newChick.transform.SetParent(transform, true);



Next, we have to make the chicks follow our chicken when it moves. Add in this method to get the chicks to trail behind our chicken.

A picture showing the method to add.

Feel free to copy it here:

//method that moves the chick

private void MoveChicks(Vector3 chickenPos)


Vector3 parentPos = chickenPos;

Vector3 prevPosition;

for(int i = 1; i < chicks.Count; i++)


prevPosition = chicks[i].position;

chicks[i].position = parentPos;

parentPos = prevPosition;



Step 6: Your chicks are a problem…

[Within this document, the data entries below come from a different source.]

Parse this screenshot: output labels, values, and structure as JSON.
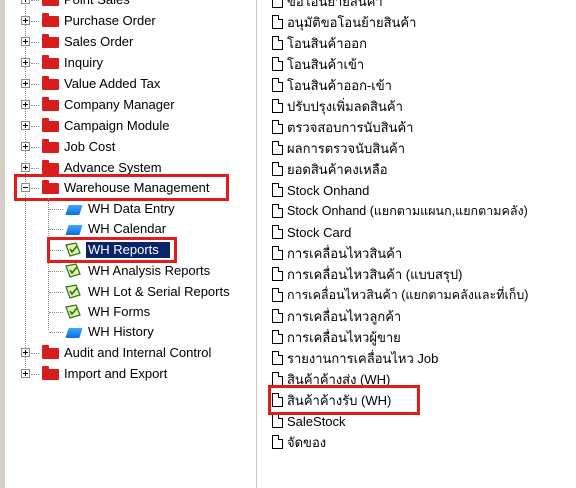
{
  "colors": {
    "highlight": "#e21b1b",
    "folder": "#d81d1d",
    "selection": "#0a246a",
    "selection_text": "#ffffff"
  },
  "tree": {
    "top_items": [
      {
        "label": "Point Sales",
        "icon": "red-folder-icon"
      },
      {
        "label": "Purchase Order",
        "icon": "red-folder-icon"
      },
      {
        "label": "Sales Order",
        "icon": "red-folder-icon"
      },
      {
        "label": "Inquiry",
        "icon": "red-folder-icon"
      },
      {
        "label": "Value Added Tax",
        "icon": "red-folder-icon"
      },
      {
        "label": "Company Manager",
        "icon": "red-folder-icon"
      },
      {
        "label": "Campaign Module",
        "icon": "red-folder-icon"
      },
      {
        "label": "Job Cost",
        "icon": "red-folder-icon"
      },
      {
        "label": "Advance System",
        "icon": "red-folder-icon"
      }
    ],
    "warehouse": {
      "label": "Warehouse Management",
      "expanded": true
    },
    "warehouse_children": [
      {
        "label": "WH Data Entry",
        "icon": "blue-folder-icon"
      },
      {
        "label": "WH Calendar",
        "icon": "blue-folder-icon"
      },
      {
        "label": "WH Reports",
        "icon": "report-icon",
        "selected": true
      },
      {
        "label": "WH Analysis Reports",
        "icon": "report-icon"
      },
      {
        "label": "WH Lot & Serial Reports",
        "icon": "report-icon"
      },
      {
        "label": "WH Forms",
        "icon": "report-icon"
      },
      {
        "label": "WH History",
        "icon": "blue-folder-icon"
      }
    ],
    "bottom_items": [
      {
        "label": "Audit and Internal Control",
        "icon": "red-folder-icon"
      },
      {
        "label": "Import and Export",
        "icon": "red-folder-icon"
      }
    ]
  },
  "reports": {
    "items": [
      {
        "label": "ขอโอนย้ายสินค้า",
        "icon": "document-icon"
      },
      {
        "label": "อนุมัติขอโอนย้ายสินค้า",
        "icon": "document-icon"
      },
      {
        "label": "โอนสินค้าออก",
        "icon": "document-icon"
      },
      {
        "label": "โอนสินค้าเข้า",
        "icon": "document-icon"
      },
      {
        "label": "โอนสินค้าออก-เข้า",
        "icon": "document-icon"
      },
      {
        "label": "ปรับปรุงเพิ่มลดสินค้า",
        "icon": "document-icon"
      },
      {
        "label": "ตรวจสอบการนับสินค้า",
        "icon": "document-icon"
      },
      {
        "label": "ผลการตรวจนับสินค้า",
        "icon": "document-icon"
      },
      {
        "label": "ยอดสินค้าคงเหลือ",
        "icon": "document-icon"
      },
      {
        "label": "Stock Onhand",
        "icon": "document-icon"
      },
      {
        "label": "Stock Onhand (แยกตามแผนก,แยกตามคลัง)",
        "icon": "document-icon"
      },
      {
        "label": "Stock Card",
        "icon": "document-icon"
      },
      {
        "label": "การเคลื่อนไหวสินค้า",
        "icon": "document-icon"
      },
      {
        "label": "การเคลื่อนไหวสินค้า (แบบสรุป)",
        "icon": "document-icon"
      },
      {
        "label": "การเคลื่อนไหวสินค้า (แยกตามคลังและที่เก็บ)",
        "icon": "document-icon"
      },
      {
        "label": "การเคลื่อนไหวลูกค้า",
        "icon": "document-icon"
      },
      {
        "label": "การเคลื่อนไหวผู้ขาย",
        "icon": "document-icon"
      },
      {
        "label": "รายงานการเคลื่อนไหว Job",
        "icon": "document-icon"
      },
      {
        "label": "สินค้าค้างส่ง (WH)",
        "icon": "document-icon"
      },
      {
        "label": "สินค้าค้างรับ (WH)",
        "icon": "document-icon",
        "highlighted": true
      },
      {
        "label": "SaleStock",
        "icon": "document-icon"
      },
      {
        "label": "จัดของ",
        "icon": "document-icon"
      }
    ]
  }
}
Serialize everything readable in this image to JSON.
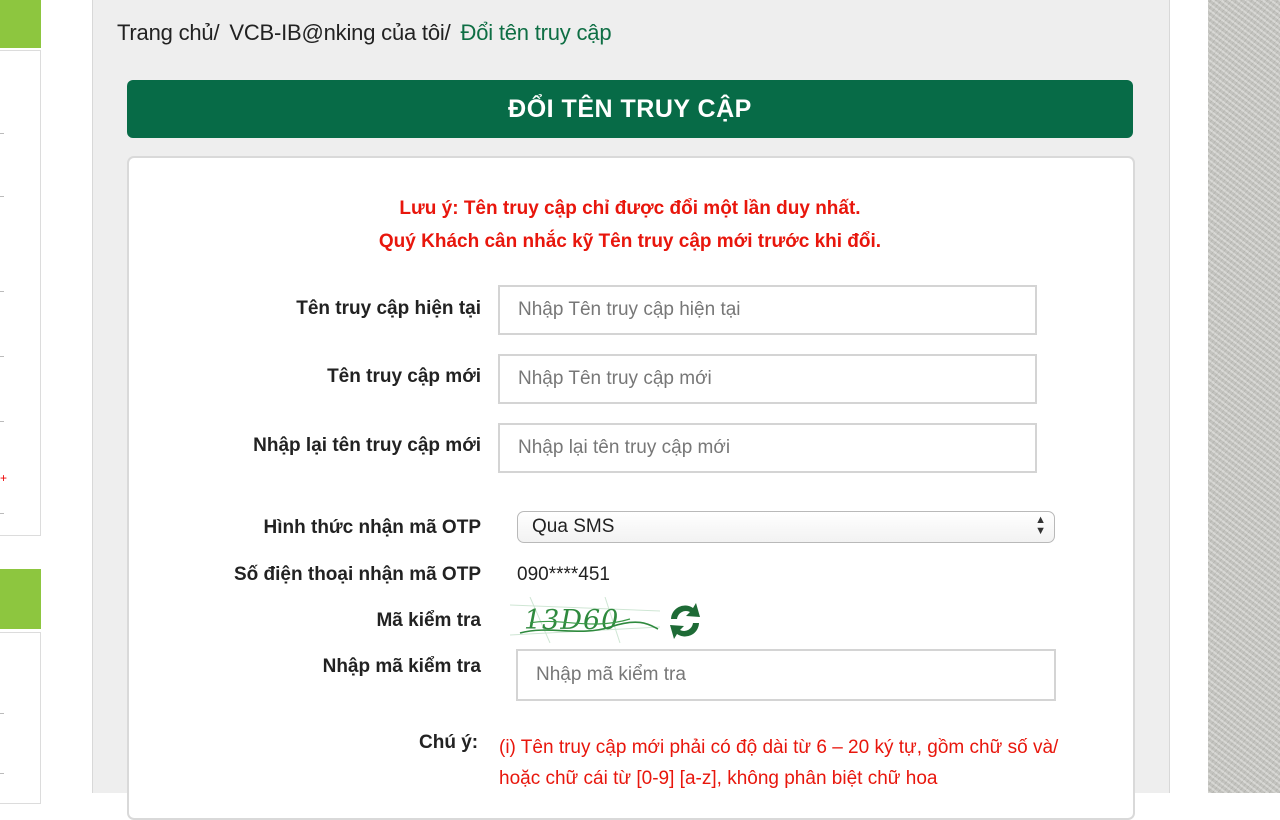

Your chicks aren’t just for show, even if they are absolutely adorable! Remember how in Snake, the trail you leave is an obstacle you have to avoid? Well, your chicks are no different. Attach colliders and the GameFailListener script to your chicks.
A picture showing the chick prefab.

Make sure to apply the new collider to the prefab so each chick spawned will have the same collider!

A picture showing how to apply it to the prefab.

Just like before, add the GameFailListener component to the chick and apply it to the prefab. This will make it so that bumping into your chicks will result in a game over.

A picture showing how to apply it to the prefab.And we’re done, good job on keeping up!

The ChickenSnake script used in this tutorial is based on this tutorial we found! He provides very detailed explanations behind his code, so do check out his video!

Congratulations! If you have reached this point, your Chicken Time should be fully functional.

Check back in for tomorrow’s tutorial on implementing Menu UI and making our game look pretty! Hang in there, we’re almost at the final stretch of this wonderful game-making journey! <3


If you’re interested in finding out more about the game dev process, do follow our Instagram page @noodletsstudio! Not only will we be posting updates on the game we’re developing, we’ve also been putting up handy dandy tutorials on different aspects of game development. Currently, we have some tutorials on simple particle effects and mobile joystick movement up! Do check us out 😉


About Amphibi Studio

Amphibi Studio is studio led by students dedicated to creating explosive fun, emergent gameplay productions.

Mentors provide real-life guidance to cultivate students in creating their own games, interactive works or animation productions.

Blk 31, Level 7
School of InfoComm Technology
Ngee Ann Polytechnic